One of the few construction cranes currently poking above Philadelphia rises at 4109 Walnut St., where  Campus Apartments, which manages 32,000 student “beds” in private housing at colleges across the U.S., has put contractor L.F. Driscoll to work building the landlord’s first hotel, a 136-room Homewood Suites, to be run by Philadelphia-based Hersha Management.
Based just down the block from the hotel site and still a major landlord for students at the University of Pennsylvania, where it got its start, Campus Apartments turns 50 years old this year.
Founder Alan Horwitz is chairman; David J. Adelman, who grew up around the corner from Horwitz in Wynnefield, at the other edge of West Philly, is chief executive and a driving force in the company’s ongoing diversification, which includes a proposal for more than 100 apartments elsewhere on the hotel block.
The partners also plan two 20-story towers in the 4100 block of Chestnut St., whose owner, Graphic Arts Inc., recently relocated to Kensington after merging with Smith-Edwards-Dunlap Co.; with further proposals for properites north to Market Street. And they’re preparing to build a dorm for St. Joseph’s University on City Line Ave., which is also in expansion mode.
The company also manages Campus Technologies, which connects student buildings to Internet and video services for students, notorious bandwidth hogs.
Campus built 24 luxury condos (one sold for $1 million, a West Philly record) on the site of a former nursing home in the 4200 block of Pine St. The firm had plans to add office buildings to absorb rising rents for university and medical-related space in University City when the real estate financing market collapsed in 2007. Apartments are still relatively easy to finance thanks to Fannie Mae “multifamily” lending programs, Adelman told me.
A partner with FB Capital Partners boss Michael Foreman in the nascent Franklin Square investment fund group, Adelman says he’s trying to lure venture capitalists from West Conshohocken and the Main Line into University City, where the neighbors include Ira Lubert and his Independence funds group, which manage $12 billion for clients including Pennsylvania state pension funds from offices at Cira Center.
One of the few construction cranes currently poking above Philadelphia rises at 4109 Walnut St., where  Campus Apartments, which manages 32,000 student “beds” in private housing at colleges across the U.S., has put contractor L.F. Driscoll to work building the landlord’s first hotel, a 136-room Homewood Suites, to be run by Philadelphia-based Hersha Management.

Based just down the block from the hotel site and still a major landlord for students at the University of Pennsylvania, where it got its start, Campus Apartments turns 50 years old this year.

Founder Alan Horwitz is chairman; David J. Adelman is chief executive and a driving force in the company’s ongoing diversification, which includes a proposal for more than 100 apartments elsewhere on the hotel block.

The partners also plan two 20-story towers in the 4100 block of Chestnut St., whose owner, Graphic Arts Inc., recently relocated to Kensington after merging with Smith-Edwards-Dunlap Co. And they’re preparing to build a dorm for St. Joseph’s University on City Line Ave., which is also in expansion mode.

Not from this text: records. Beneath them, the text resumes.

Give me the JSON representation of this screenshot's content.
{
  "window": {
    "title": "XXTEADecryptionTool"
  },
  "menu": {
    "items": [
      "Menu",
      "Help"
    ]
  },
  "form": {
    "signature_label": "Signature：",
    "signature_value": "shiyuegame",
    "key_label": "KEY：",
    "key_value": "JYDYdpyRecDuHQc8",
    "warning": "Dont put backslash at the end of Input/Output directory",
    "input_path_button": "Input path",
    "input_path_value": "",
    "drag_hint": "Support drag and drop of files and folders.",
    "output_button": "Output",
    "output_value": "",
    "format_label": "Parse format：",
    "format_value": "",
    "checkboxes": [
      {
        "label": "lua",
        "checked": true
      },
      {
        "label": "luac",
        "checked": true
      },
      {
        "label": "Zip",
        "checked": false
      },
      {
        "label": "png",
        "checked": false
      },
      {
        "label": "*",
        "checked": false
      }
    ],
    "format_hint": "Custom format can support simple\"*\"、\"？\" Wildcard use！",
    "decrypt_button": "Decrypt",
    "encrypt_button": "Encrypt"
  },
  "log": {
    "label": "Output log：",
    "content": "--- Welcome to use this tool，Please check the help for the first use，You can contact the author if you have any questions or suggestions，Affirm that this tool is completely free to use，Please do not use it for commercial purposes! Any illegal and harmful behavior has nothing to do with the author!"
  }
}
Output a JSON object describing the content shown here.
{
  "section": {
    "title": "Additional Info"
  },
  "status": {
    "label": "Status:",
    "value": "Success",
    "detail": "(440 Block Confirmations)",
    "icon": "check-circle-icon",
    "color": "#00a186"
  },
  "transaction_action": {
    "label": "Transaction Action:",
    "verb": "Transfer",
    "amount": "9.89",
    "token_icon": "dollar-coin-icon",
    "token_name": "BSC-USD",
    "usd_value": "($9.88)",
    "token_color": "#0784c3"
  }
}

The company also manages Campus Technologies, which connects student buildings to Internet and video services for students, notorious bandwidth hogs.

Campus built 24 luxury condos (one sold for $1 million, a West Philly record) on the site of a former nursing home in the 4200 block of Pine St. The firm had plans to add office buildings to absorb rising rents for university and medical-related space in University City, where rents reached into the $30s a square foot, above Center City levels, when the real estate financing market collapsed in 2007.

Apartment builidings are still relatively easy to finance thanks to Fannie Mae “multifamily” lending programs, Adelman told me.

A partner with FB Capital Partners boss Michael Forman in the nascent Franklin Square Capital Partners investment fund group, Adelman says he still hopes to expand UCity's office network. As tenants, he’s trying to lure venture capitalists from West Conshohocken and the Main Line into University City, where the neighbors include Ira Lubert and his Independence funds group, which manage $12 billion for clients including Pennsylvania state pension funds from offices at Cira Center. "Penn should be like Cambridge or Palo Alto," a lure to capital as well as academe, he told me.